That said, all these studies I think were conducted prior to Victoza being widely used. I have read those drugs lead to a lower risk of death from cardiovascular causes, so I’d be interested to know how those interplay.
My dad has T2, and while he is very sick (on hospice) we have noticed that his cognition definitely suffers if he is below 100. He also no longer needs any diabetes medication; his blood sugar is almost always in range with zero medication. It’s strange…
The body is pretty amazing to the way it adapts to situations throughout our life. I don’t think we are even close to understanding it in a holistic way. We have certainly progressed in my lifetime at understanding the chemistry, but the triggers and changes seem to be pretty complicated.
I thought there was a lot of pushback on that (mostly because “everyone knows lower A1C is better”,) so I’d want to check closely into current results before trying to draw conclusions based solely on work published 5 years ago.
That said, I find it easy to give credence to the hypothesis that adding more and More and MORE medicine to lower the A1C could reach a point where the extreme medication is more dangerous than the hyperglycemia.
Then of course the conclusion would be “too much medicine is harmful,” not “too low an A1C is harmful.”
I mean, a body of work supports this notion. Not just the study 5 years ago but a few other big ones from earlier in the decade. It seems pretty clear that for T2s, getting A1C low by adding medications is not a good strategy. (I don’t consider appropriately dosing insulin, rather than underdosing, “adding medication.”) It doesn’t add years to life, doesn’t reduce complications, and does seem to cause harm on average.
Here’s another one from 2019, for instance. Not a randomized controlled trial like the others but observational:

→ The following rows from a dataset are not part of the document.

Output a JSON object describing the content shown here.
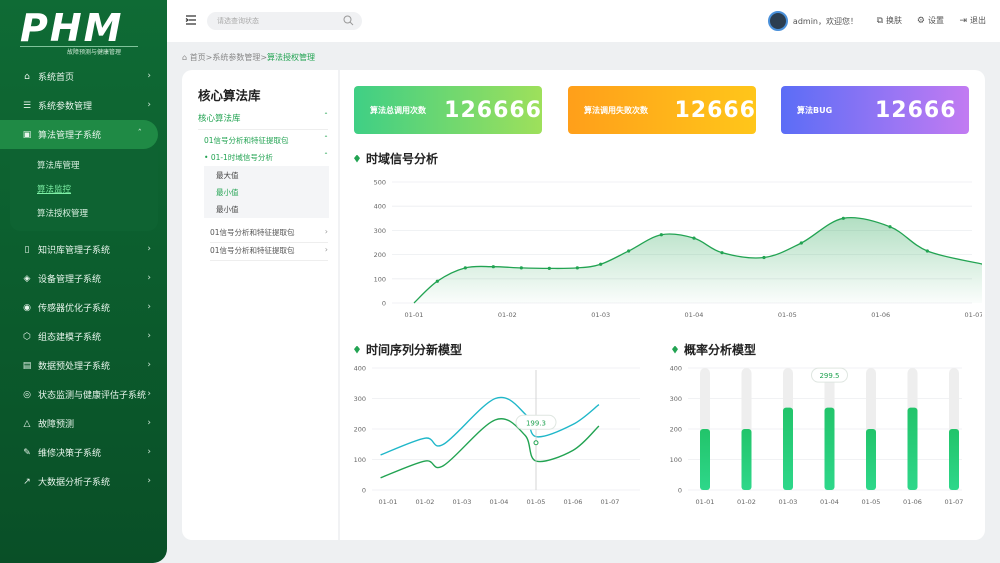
{
  "app": {
    "logo_text": "PHM",
    "logo_sub": "故障预测与健康管理"
  },
  "sidebar": {
    "items_top": [
      {
        "label": "系统首页",
        "icon": "home-icon"
      },
      {
        "label": "系统参数管理",
        "icon": "sliders-icon"
      },
      {
        "label": "算法管理子系统",
        "icon": "algorithm-icon"
      }
    ],
    "sub_items": [
      {
        "label": "算法库管理"
      },
      {
        "label": "算法监控"
      },
      {
        "label": "算法授权管理"
      }
    ],
    "items_bottom": [
      {
        "label": "知识库管理子系统",
        "icon": "book-icon"
      },
      {
        "label": "设备管理子系统",
        "icon": "device-icon"
      },
      {
        "label": "传感器优化子系统",
        "icon": "sensor-icon"
      },
      {
        "label": "组态建模子系统",
        "icon": "model-icon"
      },
      {
        "label": "数据预处理子系统",
        "icon": "database-icon"
      },
      {
        "label": "状态监测与健康评估子系统",
        "icon": "monitor-icon"
      },
      {
        "label": "故障预测",
        "icon": "warning-icon"
      },
      {
        "label": "维修决策子系统",
        "icon": "wrench-icon"
      },
      {
        "label": "大数据分析子系统",
        "icon": "chart-icon"
      }
    ]
  },
  "topbar": {
    "search_placeholder": "请选查询状态",
    "user_text": "admin，欢迎您！",
    "skin_label": "换肤",
    "settings_label": "设置",
    "logout_label": "退出"
  },
  "breadcrumb": {
    "parts": "首页>系统参数管理>",
    "last": "算法授权管理"
  },
  "tree": {
    "title": "核心算法库",
    "root": "核心算法库",
    "node1": "01信号分析和特征提取包",
    "node2": "01-1时域信号分析",
    "leaves": [
      "最大值",
      "最小值",
      "最小值"
    ],
    "node3": "01信号分析和特征提取包",
    "node4": "01信号分析和特征提取包"
  },
  "kpis": [
    {
      "label": "算法总调用次数",
      "value": "126666"
    },
    {
      "label": "算法调用失败次数",
      "value": "12666"
    },
    {
      "label": "算法BUG",
      "value": "12666"
    }
  ],
  "sections": {
    "time_domain": "时域信号分析",
    "series_model": "时间序列分新模型",
    "prob_model": "概率分析模型"
  },
  "chart_data": [
    {
      "type": "area",
      "title": "时域信号分析",
      "x": [
        "01-01",
        "01-02",
        "01-03",
        "01-04",
        "01-05",
        "01-06",
        "01-07"
      ],
      "ylim": [
        0,
        500
      ],
      "yticks": [
        0,
        100,
        200,
        300,
        400,
        500
      ],
      "points": [
        [
          0,
          0
        ],
        [
          0.25,
          90
        ],
        [
          0.55,
          145
        ],
        [
          0.85,
          150
        ],
        [
          1.15,
          145
        ],
        [
          1.45,
          143
        ],
        [
          1.75,
          145
        ],
        [
          2.0,
          160
        ],
        [
          2.3,
          215
        ],
        [
          2.65,
          282
        ],
        [
          3.0,
          268
        ],
        [
          3.3,
          208
        ],
        [
          3.75,
          188
        ],
        [
          4.15,
          248
        ],
        [
          4.6,
          350
        ],
        [
          5.1,
          315
        ],
        [
          5.5,
          215
        ],
        [
          6.1,
          160
        ]
      ]
    },
    {
      "type": "line",
      "title": "时间序列分新模型",
      "x": [
        "01-01",
        "01-02",
        "01-03",
        "01-04",
        "01-05",
        "01-06",
        "01-07"
      ],
      "ylim": [
        0,
        400
      ],
      "yticks": [
        0,
        100,
        200,
        300,
        400
      ],
      "series": [
        {
          "values": [
            [
              -0.2,
              115
            ],
            [
              1.0,
              170
            ],
            [
              1.5,
              150
            ],
            [
              2.9,
              300
            ],
            [
              3.7,
              250
            ],
            [
              4.0,
              175
            ],
            [
              5.0,
              215
            ],
            [
              5.7,
              280
            ]
          ]
        },
        {
          "values": [
            [
              -0.2,
              40
            ],
            [
              1.0,
              95
            ],
            [
              1.5,
              80
            ],
            [
              2.9,
              230
            ],
            [
              3.7,
              180
            ],
            [
              4.0,
              95
            ],
            [
              5.0,
              130
            ],
            [
              5.7,
              210
            ]
          ]
        }
      ],
      "tooltip": {
        "x": 4.0,
        "label": "199.3"
      }
    },
    {
      "type": "bar",
      "title": "概率分析模型",
      "categories": [
        "01-01",
        "01-02",
        "01-03",
        "01-04",
        "01-05",
        "01-06",
        "01-07"
      ],
      "values": [
        200,
        200,
        270,
        270,
        200,
        270,
        200
      ],
      "background_values": [
        400,
        400,
        400,
        400,
        400,
        400,
        400
      ],
      "ylim": [
        0,
        400
      ],
      "yticks": [
        0,
        100,
        200,
        300,
        400
      ],
      "tooltip": {
        "index": 3,
        "label": "299.5"
      }
    }
  ],
  "colors": {
    "green": "#22a352",
    "cyan": "#1fb7c9",
    "kpi1": [
      "#3fcf85",
      "#9ee05b"
    ],
    "kpi2": [
      "#ff9f1a",
      "#ffc61a"
    ],
    "kpi3": [
      "#5b6df6",
      "#c27bf2"
    ]
  }
}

You can push back on the study, but for an observational study, the n=300,000, and the quality of the researchers gives credence to the results, and hopefully one of the European countries follows up with a more definitive research study to determine causation.
Only when being careful about what the results were.
In my view, “Lower A1C associated with …” is fine, so long as one doesn’t leap to “Lower A1C is harmful” which I find highly suspect, because I it is pretty clear that a BG that is steady at 80 ± 5 will give a low A1C without causing harm, whereas an excess of medication can reach the point of causing harm.